What you should do »
Each line below containing the word "Pending" needs to be shown.

Extracted records »

=== Begin Enclosure ===

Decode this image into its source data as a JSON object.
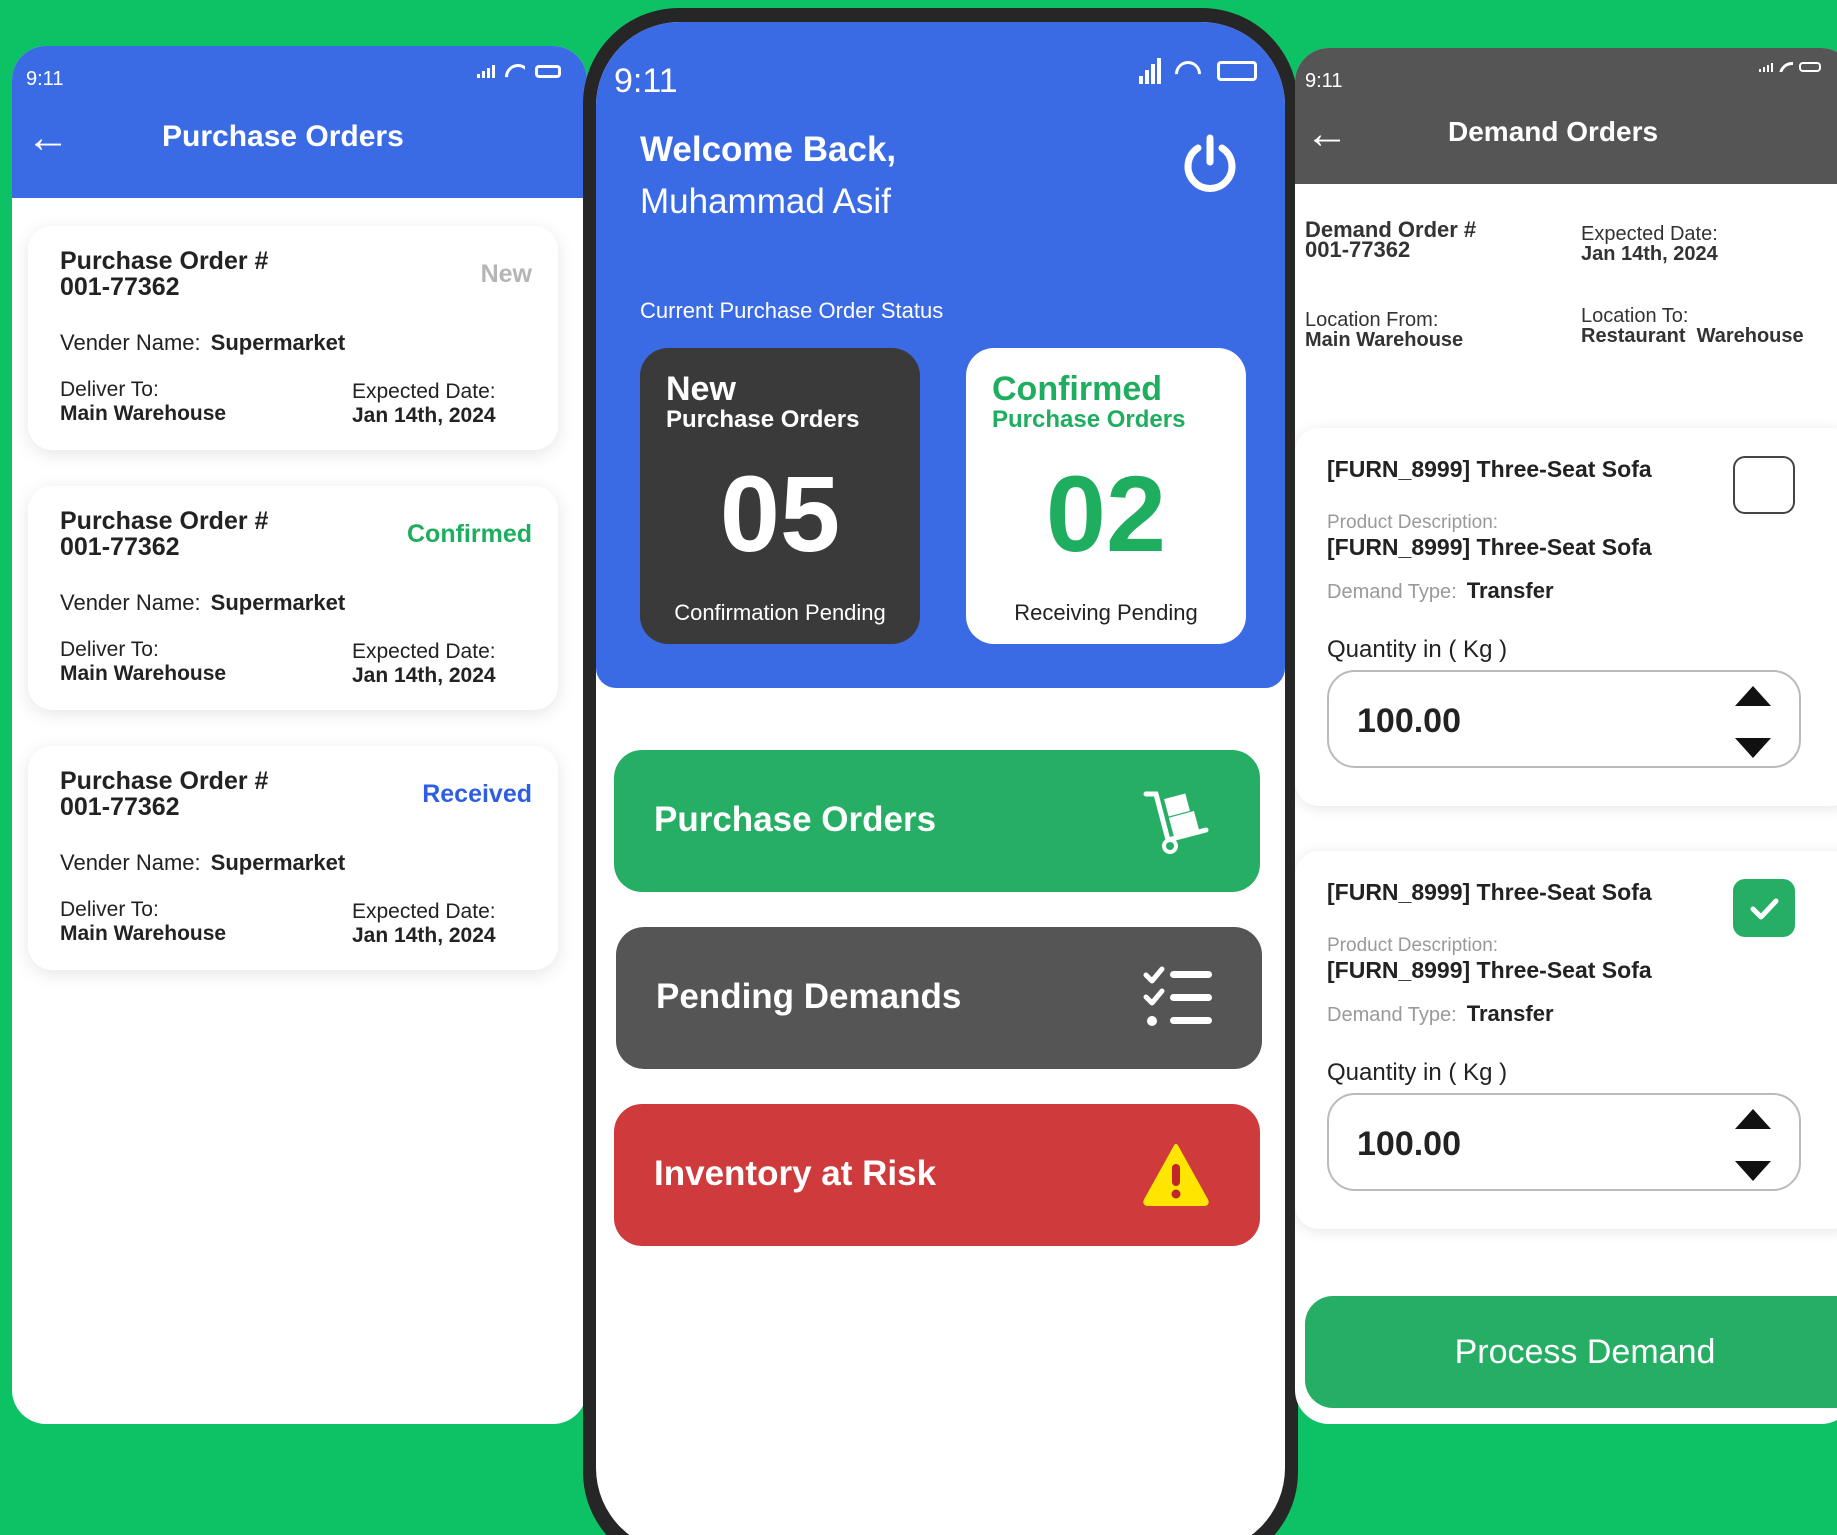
{
  "left": {
    "status_time": "9:11",
    "title": "Purchase Orders",
    "labels": {
      "po_number": "Purchase Order #",
      "vendor": "Vender Name:",
      "deliver_to": "Deliver To:",
      "expected": "Expected Date:"
    },
    "orders": [
      {
        "number": "001-77362",
        "status": "New",
        "status_color": "#b5b5b5",
        "vendor": "Supermarket",
        "deliver_to": "Main Warehouse",
        "expected": "Jan 14th, 2024"
      },
      {
        "number": "001-77362",
        "status": "Confirmed",
        "status_color": "#1fae5f",
        "vendor": "Supermarket",
        "deliver_to": "Main Warehouse",
        "expected": "Jan 14th, 2024"
      },
      {
        "number": "001-77362",
        "status": "Received",
        "status_color": "#2f5fe0",
        "vendor": "Supermarket",
        "deliver_to": "Main Warehouse",
        "expected": "Jan 14th, 2024"
      }
    ]
  },
  "center": {
    "status_time": "9:11",
    "welcome": "Welcome Back,",
    "user_name": "Muhammad Asif",
    "status_caption": "Current Purchase Order Status",
    "cards": {
      "new": {
        "title": "New",
        "subtitle": "Purchase Orders",
        "count": "05",
        "footer": "Confirmation Pending"
      },
      "confirmed": {
        "title": "Confirmed",
        "subtitle": "Purchase Orders",
        "count": "02",
        "footer": "Receiving Pending"
      }
    },
    "menu": {
      "purchase_orders": "Purchase Orders",
      "pending_demands": "Pending Demands",
      "inventory_risk": "Inventory at Risk"
    }
  },
  "right": {
    "status_time": "9:11",
    "title": "Demand Orders",
    "demand_order_label": "Demand Order #",
    "demand_order_value": "001-77362",
    "expected_label": "Expected Date:",
    "expected_value": "Jan 14th, 2024",
    "location_from_label": "Location From:",
    "location_from_value": "Main Warehouse",
    "location_to_label": "Location To:",
    "location_to_value": "Restaurant  Warehouse",
    "items": [
      {
        "product": "[FURN_8999] Three-Seat Sofa",
        "desc_label": "Product Description:",
        "desc": "[FURN_8999] Three-Seat Sofa",
        "type_label": "Demand Type:",
        "type": "Transfer",
        "qty_label": "Quantity in ( Kg )",
        "qty": "100.00",
        "checked": false
      },
      {
        "product": "[FURN_8999] Three-Seat Sofa",
        "desc_label": "Product Description:",
        "desc": "[FURN_8999] Three-Seat Sofa",
        "type_label": "Demand Type:",
        "type": "Transfer",
        "qty_label": "Quantity in ( Kg )",
        "qty": "100.00",
        "checked": true
      }
    ],
    "process_button": "Process Demand"
  },
  "colors": {
    "background": "#0dc165",
    "blue": "#3b6be4",
    "dark_card": "#3a3a3a",
    "green": "#27ae65",
    "confirmed_green": "#1fae5f",
    "gray_button": "#555555",
    "red": "#cf3a3c",
    "warning_yellow": "#ffe600"
  }
}
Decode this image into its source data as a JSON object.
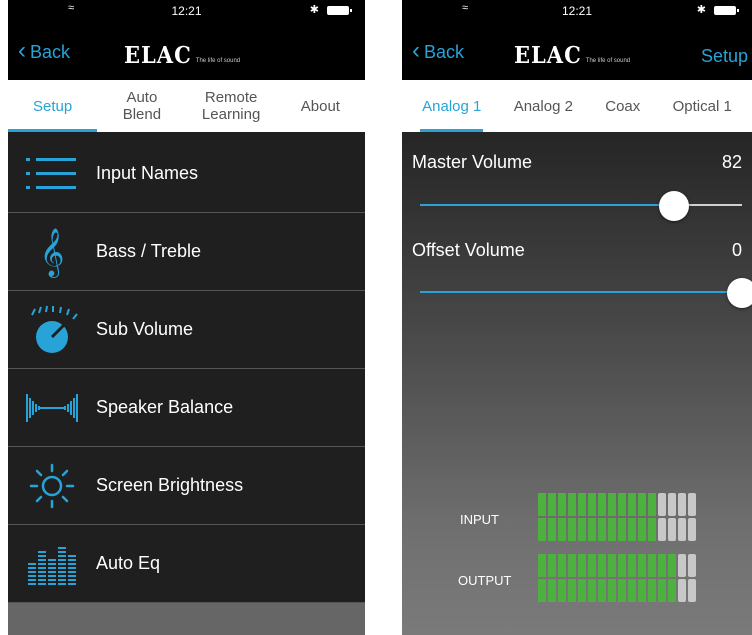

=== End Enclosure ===

Exercise output »
        "footer": "Confirmation Pending"
        "footer": "Receiving Pending"
      "pending_demands": "Pending Demands",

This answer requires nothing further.